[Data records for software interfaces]
☆ ☆ ☆ ☆ ☆ ☆ ☆
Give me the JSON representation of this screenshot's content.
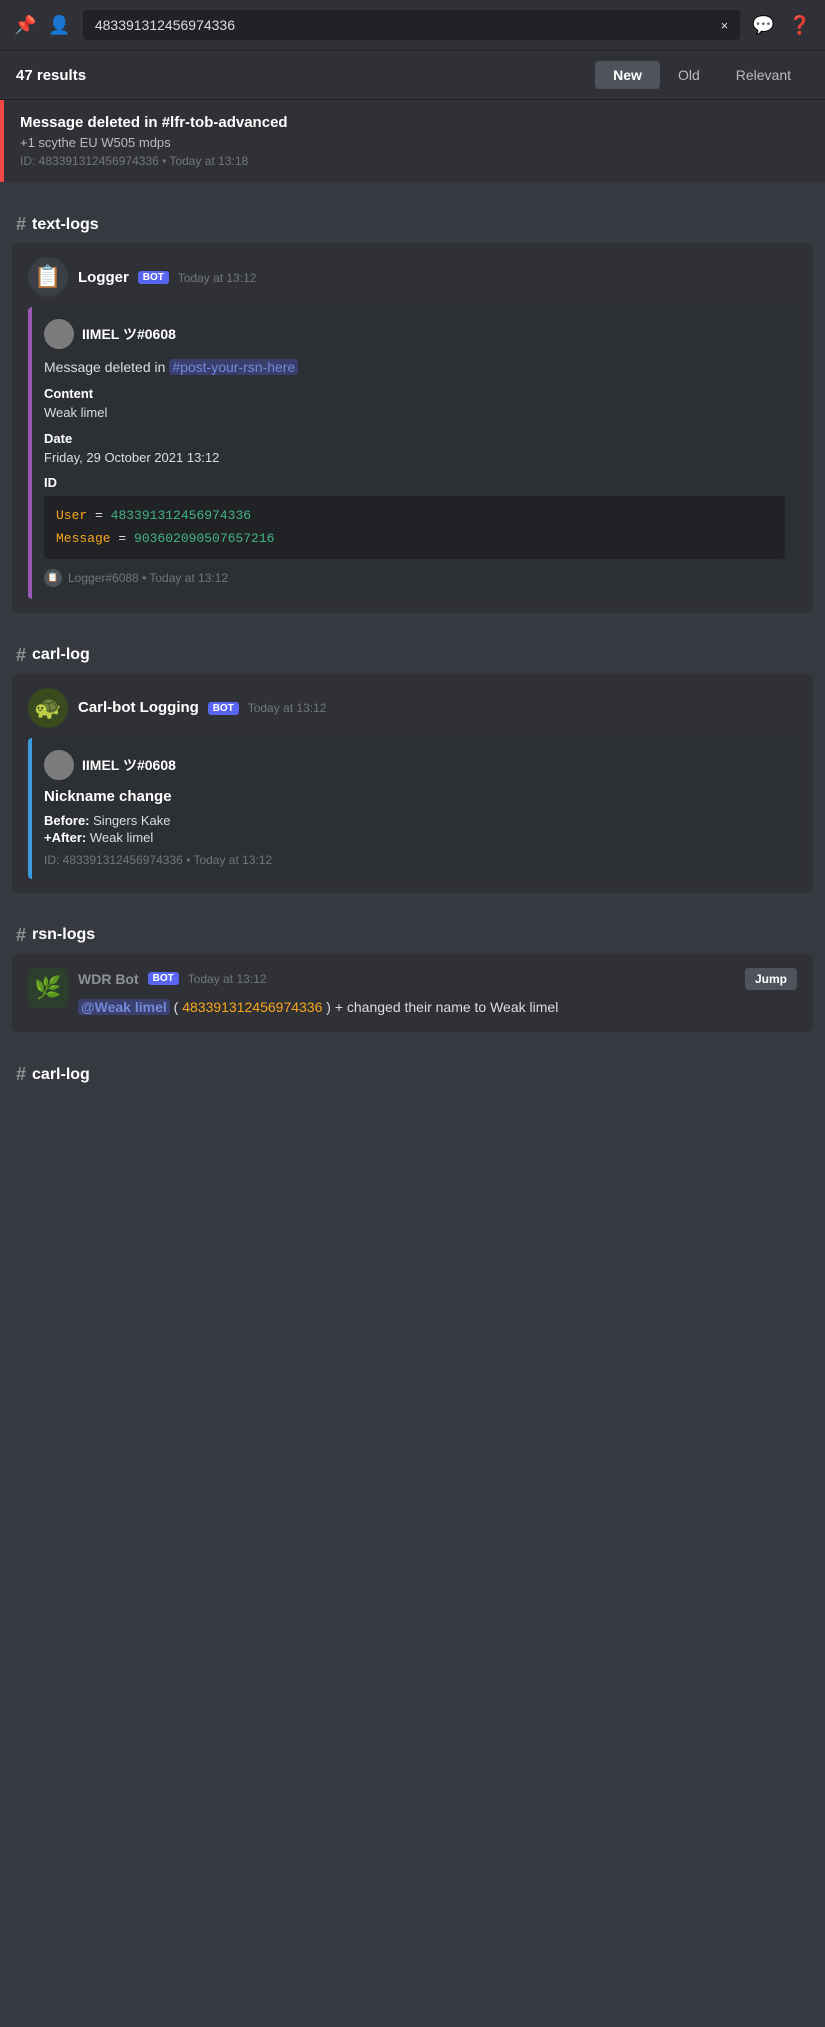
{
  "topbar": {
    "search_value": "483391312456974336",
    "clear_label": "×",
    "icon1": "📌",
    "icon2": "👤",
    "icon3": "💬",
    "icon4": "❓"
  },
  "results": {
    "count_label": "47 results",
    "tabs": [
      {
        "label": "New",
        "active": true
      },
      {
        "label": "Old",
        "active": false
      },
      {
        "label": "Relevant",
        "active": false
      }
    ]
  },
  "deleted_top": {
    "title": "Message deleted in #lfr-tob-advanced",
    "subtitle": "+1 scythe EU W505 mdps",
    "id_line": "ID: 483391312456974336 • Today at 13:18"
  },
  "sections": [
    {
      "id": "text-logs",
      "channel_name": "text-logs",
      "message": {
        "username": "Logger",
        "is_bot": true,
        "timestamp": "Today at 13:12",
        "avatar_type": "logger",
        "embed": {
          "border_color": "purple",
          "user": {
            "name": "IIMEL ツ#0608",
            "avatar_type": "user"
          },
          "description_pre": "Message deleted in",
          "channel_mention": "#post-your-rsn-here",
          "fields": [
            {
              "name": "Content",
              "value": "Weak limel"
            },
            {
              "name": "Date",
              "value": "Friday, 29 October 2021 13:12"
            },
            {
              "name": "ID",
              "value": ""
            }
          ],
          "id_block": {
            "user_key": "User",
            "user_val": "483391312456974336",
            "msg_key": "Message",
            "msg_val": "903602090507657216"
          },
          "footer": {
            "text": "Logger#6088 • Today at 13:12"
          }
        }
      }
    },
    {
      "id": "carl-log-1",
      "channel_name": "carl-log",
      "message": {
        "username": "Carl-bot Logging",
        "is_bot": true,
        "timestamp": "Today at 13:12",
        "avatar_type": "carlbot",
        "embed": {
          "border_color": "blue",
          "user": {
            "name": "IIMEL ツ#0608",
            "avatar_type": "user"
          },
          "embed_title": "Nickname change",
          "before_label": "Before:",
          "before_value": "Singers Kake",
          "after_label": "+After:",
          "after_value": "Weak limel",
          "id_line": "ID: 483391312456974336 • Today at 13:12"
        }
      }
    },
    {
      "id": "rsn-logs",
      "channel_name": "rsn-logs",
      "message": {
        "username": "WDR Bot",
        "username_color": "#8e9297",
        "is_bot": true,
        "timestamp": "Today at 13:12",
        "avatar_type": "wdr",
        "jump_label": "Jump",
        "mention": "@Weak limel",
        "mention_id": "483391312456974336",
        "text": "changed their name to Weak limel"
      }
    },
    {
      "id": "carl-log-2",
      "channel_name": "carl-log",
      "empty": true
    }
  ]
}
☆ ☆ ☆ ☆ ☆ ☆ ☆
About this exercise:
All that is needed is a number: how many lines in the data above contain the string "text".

Your response:
4